I’m not a fan of Marilyn Manson’s music. At all. But I recently stumbled upon this appearance by Manson on the (shiver) O’Reilly Factor, and was impressed by the way he handled himself in the face of Billo’s one question rephrased umpteen times. It doesn’t surprise me that a man with skeletons enough in his own closet that he’d rather remain hidden would be terrified of someone who routinely parades them around on stage and on record, but it never ceases to amaze me when people fundamentally misunderstand the role and nature of (good or bad) art. Let’s face it, Bill’s never had Pearl Jam on the show to discuss the killing spree in “Once”, because the concern with music that’s about violence or whatever stirs controversy isn’t about the substance, it’s about the image. Image image image.
Murder songs have been around forever. A particular type of song, called a “murder ballad”, came over to the states from the British Isles and was adopted and evolved in Appalachia. Those songs tend to follow a particular formula and structure that isn’t used much today in original material. Then you’ve got Johnny Cash singing about shooting a man in Reno just to watch him die. Did TV and radio pundits ever accuse Cash of advocating murdering Nevadans? Nope. I remember hearing Eddie sing about his hand in his pocket, so determined, discreet, and of the 16 gauge buried under his clothes. Never made me want to pick one up; nor did it make me believe that the song was literal truth. The mistake a lot of reactionary folks make with controversial art, is that art is not advertising or propaganda. It doesn’t work the same way. Art does not (or at least, should not) ask something of its audience, to buy something or believe something. A devoted propagandist can never understand the true function of art enough to recreate it, because he/she can’t get over wanting control over how their statement is perceived.
Are killing sprees a reality? Unfortunately yes, so songs like “Once” explore their own reasons why (“Once” of course, with the help of the rest of the Mamasan trilogy). The song does not advocate murder. It’s chilling (“you think I got my eyes closed…”), full of realistic details and imagistic language (“Indian summer and I hate the heat”) that imagine a particularly extreme mindset. But it’s also subtle in comparison with Manson’s provocations, and as such, has never drawn any meaningful ire or handwringing from media watchdogs. Without explicit language, shock-value imagery, or offensive, heretical ideas, “Once” slips through as just another driving rock song for most, with lyrics to dig into or ignore, the first track on a classic album, the one fans alive at the time will always remember hearing first.

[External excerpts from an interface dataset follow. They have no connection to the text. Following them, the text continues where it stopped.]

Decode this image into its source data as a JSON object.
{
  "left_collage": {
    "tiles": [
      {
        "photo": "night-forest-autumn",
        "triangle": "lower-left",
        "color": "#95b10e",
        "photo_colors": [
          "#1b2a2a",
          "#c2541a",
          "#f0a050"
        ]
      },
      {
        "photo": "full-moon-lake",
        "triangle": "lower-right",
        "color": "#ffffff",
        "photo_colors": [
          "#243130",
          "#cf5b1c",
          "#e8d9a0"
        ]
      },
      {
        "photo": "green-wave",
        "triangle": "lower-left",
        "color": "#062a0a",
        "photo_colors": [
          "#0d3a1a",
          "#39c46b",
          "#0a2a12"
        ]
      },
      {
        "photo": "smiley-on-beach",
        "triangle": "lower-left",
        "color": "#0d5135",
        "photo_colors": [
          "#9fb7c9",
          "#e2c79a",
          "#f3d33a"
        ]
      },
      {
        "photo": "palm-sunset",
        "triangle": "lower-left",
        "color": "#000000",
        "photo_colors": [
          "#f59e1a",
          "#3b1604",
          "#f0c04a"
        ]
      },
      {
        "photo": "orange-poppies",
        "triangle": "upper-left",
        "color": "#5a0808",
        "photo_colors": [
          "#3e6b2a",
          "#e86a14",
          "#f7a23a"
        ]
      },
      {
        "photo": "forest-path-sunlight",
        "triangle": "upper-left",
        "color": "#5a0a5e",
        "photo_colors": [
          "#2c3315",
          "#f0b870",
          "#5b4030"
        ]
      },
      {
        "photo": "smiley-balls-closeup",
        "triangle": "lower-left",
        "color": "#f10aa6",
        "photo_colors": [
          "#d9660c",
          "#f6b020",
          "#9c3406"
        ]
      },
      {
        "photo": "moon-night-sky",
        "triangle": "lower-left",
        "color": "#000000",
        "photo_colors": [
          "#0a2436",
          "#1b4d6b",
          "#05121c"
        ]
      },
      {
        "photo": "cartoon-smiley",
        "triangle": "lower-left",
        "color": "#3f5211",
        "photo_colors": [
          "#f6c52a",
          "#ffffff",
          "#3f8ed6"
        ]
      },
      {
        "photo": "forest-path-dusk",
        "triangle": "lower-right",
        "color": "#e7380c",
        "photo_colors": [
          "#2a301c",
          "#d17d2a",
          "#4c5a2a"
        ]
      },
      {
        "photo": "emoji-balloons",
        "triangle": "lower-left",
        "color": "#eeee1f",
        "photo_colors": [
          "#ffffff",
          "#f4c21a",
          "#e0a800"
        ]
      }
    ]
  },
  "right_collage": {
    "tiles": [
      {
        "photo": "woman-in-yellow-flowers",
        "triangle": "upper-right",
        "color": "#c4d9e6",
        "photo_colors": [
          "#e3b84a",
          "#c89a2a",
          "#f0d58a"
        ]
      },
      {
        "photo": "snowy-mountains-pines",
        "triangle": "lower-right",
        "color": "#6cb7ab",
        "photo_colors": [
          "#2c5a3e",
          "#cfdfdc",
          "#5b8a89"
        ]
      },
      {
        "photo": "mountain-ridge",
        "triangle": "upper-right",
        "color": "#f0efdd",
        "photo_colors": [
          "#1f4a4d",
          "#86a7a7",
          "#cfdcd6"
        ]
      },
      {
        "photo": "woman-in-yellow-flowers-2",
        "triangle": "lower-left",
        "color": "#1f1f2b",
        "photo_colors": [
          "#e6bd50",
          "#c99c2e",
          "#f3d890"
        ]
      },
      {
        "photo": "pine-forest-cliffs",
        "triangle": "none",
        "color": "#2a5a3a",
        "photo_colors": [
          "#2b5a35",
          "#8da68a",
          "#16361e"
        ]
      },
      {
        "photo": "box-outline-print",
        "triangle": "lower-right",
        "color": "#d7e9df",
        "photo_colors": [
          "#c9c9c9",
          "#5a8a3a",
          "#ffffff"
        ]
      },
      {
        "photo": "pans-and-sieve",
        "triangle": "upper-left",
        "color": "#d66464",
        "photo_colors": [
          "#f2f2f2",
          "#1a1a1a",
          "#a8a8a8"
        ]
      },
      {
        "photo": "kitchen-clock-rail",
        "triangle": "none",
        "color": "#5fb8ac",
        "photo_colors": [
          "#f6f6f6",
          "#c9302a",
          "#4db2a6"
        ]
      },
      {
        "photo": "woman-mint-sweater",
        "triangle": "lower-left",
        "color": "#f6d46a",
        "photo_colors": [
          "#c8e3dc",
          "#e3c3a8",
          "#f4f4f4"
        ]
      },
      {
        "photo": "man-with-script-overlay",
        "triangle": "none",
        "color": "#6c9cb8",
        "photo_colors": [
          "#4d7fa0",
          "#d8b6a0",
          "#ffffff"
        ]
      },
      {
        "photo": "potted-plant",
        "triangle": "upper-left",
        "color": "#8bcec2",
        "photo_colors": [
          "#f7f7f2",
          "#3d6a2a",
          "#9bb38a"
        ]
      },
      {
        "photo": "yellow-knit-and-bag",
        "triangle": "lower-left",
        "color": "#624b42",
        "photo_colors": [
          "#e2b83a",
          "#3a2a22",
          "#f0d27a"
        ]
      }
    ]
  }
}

A song that, like those by Pearl Jam’s peers, made a clean break from the shallow, style ‘n image over substance shtick of hair-metal, and looked toward something more honest, probing, real. Come to think of it, does that Smoking Gun document not remind you of a Poison song?